By Tony Muhammad
In the midst of a national protest movement against thekilling of Black youth at the hands of police, John Huppenthal, the outgoing Superintendant of Public Instruction for the State of Arizona, published a letter in which he argues that schools in the Tuscon Unified School District are failing to comply with state-approved curricula. In the letter, the conservative politician expresses his opposition to a particular magnet school using the “African-American perspective” expressed in an article written by Hip Hop Icon KRS-One entitled “An Introduction to Hip Hop.” In the article itself KRS-One refers to Hip Hop as “the artistic response to oppression.” Other material that Huppenthal cites as being a violation is the use of Rage Against the Machine lyrics and literature written from a “Mexican perspective” which expose the history of non-inclusion towards non-whites in the United States. The school district is being given a March 4th deadline to show proof that educators are teaching in compliance with the state curricula and have removed any “objectionable material” from the curriculum. If the school district is found to be out of compliance, it will stand to lose ten percent of its federal funding for the next school year.
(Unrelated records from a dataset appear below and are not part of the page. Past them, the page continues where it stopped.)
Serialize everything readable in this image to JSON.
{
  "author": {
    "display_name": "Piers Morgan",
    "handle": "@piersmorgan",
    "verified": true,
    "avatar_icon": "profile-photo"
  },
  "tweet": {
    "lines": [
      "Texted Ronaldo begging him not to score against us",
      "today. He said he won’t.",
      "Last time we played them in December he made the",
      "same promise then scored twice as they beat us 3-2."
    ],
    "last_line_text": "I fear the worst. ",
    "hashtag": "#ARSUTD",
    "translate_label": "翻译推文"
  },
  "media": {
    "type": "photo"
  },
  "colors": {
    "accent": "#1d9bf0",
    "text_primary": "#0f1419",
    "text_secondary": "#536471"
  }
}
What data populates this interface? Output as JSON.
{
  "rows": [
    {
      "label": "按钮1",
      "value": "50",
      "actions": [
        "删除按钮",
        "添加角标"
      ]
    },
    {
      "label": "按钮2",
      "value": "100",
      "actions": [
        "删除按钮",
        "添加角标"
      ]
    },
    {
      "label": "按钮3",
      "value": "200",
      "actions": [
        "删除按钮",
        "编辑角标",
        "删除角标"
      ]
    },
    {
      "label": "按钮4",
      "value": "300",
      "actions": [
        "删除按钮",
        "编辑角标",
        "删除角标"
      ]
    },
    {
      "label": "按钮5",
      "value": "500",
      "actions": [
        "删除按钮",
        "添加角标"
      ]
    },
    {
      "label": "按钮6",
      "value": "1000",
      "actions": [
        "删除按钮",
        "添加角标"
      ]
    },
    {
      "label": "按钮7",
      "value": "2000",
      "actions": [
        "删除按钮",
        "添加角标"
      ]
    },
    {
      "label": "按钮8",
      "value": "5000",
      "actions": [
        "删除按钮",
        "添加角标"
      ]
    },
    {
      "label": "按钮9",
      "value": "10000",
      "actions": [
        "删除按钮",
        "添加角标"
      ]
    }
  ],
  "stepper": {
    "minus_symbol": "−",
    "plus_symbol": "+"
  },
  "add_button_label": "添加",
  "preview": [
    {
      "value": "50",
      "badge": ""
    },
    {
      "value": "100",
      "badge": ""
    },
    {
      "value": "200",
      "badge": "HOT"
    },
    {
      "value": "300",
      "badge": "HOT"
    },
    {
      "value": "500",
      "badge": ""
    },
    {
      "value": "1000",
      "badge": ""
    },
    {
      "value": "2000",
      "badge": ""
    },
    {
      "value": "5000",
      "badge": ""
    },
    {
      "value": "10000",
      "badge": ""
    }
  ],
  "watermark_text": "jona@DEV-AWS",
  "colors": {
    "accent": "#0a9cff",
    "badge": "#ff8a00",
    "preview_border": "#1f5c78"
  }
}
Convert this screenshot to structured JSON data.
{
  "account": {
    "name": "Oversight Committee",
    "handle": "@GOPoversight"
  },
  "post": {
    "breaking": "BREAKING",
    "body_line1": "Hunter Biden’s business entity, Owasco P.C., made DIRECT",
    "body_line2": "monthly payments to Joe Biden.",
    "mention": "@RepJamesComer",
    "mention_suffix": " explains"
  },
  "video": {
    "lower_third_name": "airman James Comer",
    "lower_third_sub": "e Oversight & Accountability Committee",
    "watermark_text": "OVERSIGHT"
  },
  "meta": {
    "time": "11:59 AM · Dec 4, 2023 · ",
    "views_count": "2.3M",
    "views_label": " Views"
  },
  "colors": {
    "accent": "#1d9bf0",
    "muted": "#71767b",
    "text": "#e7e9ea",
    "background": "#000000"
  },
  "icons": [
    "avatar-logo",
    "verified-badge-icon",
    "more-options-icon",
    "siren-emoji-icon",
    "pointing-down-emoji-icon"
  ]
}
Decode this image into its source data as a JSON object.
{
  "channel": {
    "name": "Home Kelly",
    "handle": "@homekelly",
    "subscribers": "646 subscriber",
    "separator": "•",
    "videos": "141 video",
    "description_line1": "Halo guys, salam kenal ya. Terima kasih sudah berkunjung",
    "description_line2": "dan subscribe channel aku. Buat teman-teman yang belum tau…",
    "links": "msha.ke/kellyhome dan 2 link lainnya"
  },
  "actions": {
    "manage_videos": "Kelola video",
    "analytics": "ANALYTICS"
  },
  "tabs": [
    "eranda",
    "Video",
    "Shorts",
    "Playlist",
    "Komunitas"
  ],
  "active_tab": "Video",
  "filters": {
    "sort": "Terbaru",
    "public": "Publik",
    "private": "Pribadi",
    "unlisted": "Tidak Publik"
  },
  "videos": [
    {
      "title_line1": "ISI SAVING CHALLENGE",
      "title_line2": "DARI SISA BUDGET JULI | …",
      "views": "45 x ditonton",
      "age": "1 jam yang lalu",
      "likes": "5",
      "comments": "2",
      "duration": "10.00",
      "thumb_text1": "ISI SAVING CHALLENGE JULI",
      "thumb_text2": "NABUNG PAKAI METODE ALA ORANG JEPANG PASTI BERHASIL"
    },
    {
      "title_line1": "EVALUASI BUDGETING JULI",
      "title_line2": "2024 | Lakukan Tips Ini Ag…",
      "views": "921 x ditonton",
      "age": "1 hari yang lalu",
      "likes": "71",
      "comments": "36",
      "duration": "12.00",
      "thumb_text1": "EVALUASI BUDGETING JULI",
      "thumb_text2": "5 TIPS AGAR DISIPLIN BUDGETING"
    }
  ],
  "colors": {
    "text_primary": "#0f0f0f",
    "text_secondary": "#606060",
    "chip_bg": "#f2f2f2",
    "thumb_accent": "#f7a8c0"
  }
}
In 2010, Huppenthal, had a history course that taught history from a “Mexican perspective” banned because of concerns that the content would “promote the overthrow of the national government, “promote resentment toward a race or class of people” and “advocate ethnic solidarity instead of the treatment of pupils as individuals.” This initiative was occurring at the same time that the Texas Board of Education approved of textbooks that soften and inaccurately depict the Trans-Atlantic Slave Trade experience, the realities of American imperialism and the damaging effects of capitalism.
This being one of the final actions of Huppenthal as Superintendant is reminiscent of the language used in a speech by Virginia House of Delegates member Henry Berry in 1832, as cited on pages 185 to 186 in the monumental book Message to the Blackman in America by The Most Honorable Elijah Muhammad. Berry said that those in power had “as far possible, closed every avenue by which light may enter the slave’s mind.” While social circumstances have indeed considerably changed in the United States since 1832, the position of and the effort to uphold white supremacy as the dominant ideology has not.
White conservatives such as Huppenthal recognize how much of a threat teaching Black and “Latino” students the knowledge of their true history and culture poses to the white supremist social structure. It would prompt more Black and “Latino” youth to abandon the dependency standard (“finish school and beg someone for a job”) model of “success” that America superimposes and instead adopt a more fulfilling approach that is oriented towards entrepreneurship, economic unity and community development.
The banning of artistic and conscientious Hip Hop literature is very significant for multiple reasons. (1) It provides a creative knowledge-based alternative that many of our youth today never knew existed because of their lack of exposure to conscientious artists of today, such as Sa-Roc, Jasiri X and Jay Electronica, and the generational gaps that exist between themselves and those who grew up in the late 80s/early 90s Golden Era of the Culture. (2) The type of ideas that KRS-One shares in the very writing that Huppenthal expresses so much concern over are not ones that are bound to the ways and operations of this present world; but rather are oriented towards getting readers to become aware of themselves and their environments and begin seeing themselves in their True Divine Light and produce something New of Substance. (3) To inspire young people to look deeper and research the History of Hip Hop itself they would most surely come across how knowledge was used by its founders, such as Africa Bambaataa and many artists of its Golden Era like KRS-One, Public Enemy and X-Clan to uplift and unite the community. At the root of the knowledge that was taught was The Teachings of the Most Honorable Elijah Muhammad and the most sampled voice that they would hear in the music of that era is that of The Honorable Minister Louis Farrakhan. To allow consciousness through artistic expression would inspire young people to begin abandoning the practice of mindless consumerism and move towards a more critical mode of thinking that is oriented towards earning, saving, building, “doing for self,” and doing much needed Work among our people.
This attack on True Education through Arts and Culture should not be viewed as an isolated incident or something that will be limited to school systems in Arizona. For the past 15 years public schools, school systems and colleges and universities all over the United States have been steadily cutting courses and arts programs geared towards enriching the minds and cultural development of the youth. What has replaced them is a “teach to the standardized exam” curriculum that is leaving the majority of children throughout the country behind in terms of educational achievement, cultural awareness, creative growth and moral development. The solution rests on those who are aware of the need to develop alternative home-schooling, private education and after-school and weekend programs for our youth. In every community, city or town the vision to produce something new and beneficial begins with one. It’s the actual working of that vision is what ultimately inspires others to get involved and expand it tenfold. The most important question you must answer is “Am I the one?”
Peace! Allah (God) Willing until next time!
Tony Muhammad has been teaching Social Studies in Miami-Dade County Public Schools for over 15 years. Tony is most noted for his work as publisher of Urban America Newspaper (2003 – 2007) and co-organizer of the Organic Hip Hop Conference (2004 – 2009). He currently serves as a student assistant minister to Student Minister Patrick Muhammad at Muhammad Mosque #29 in Miami, Florida.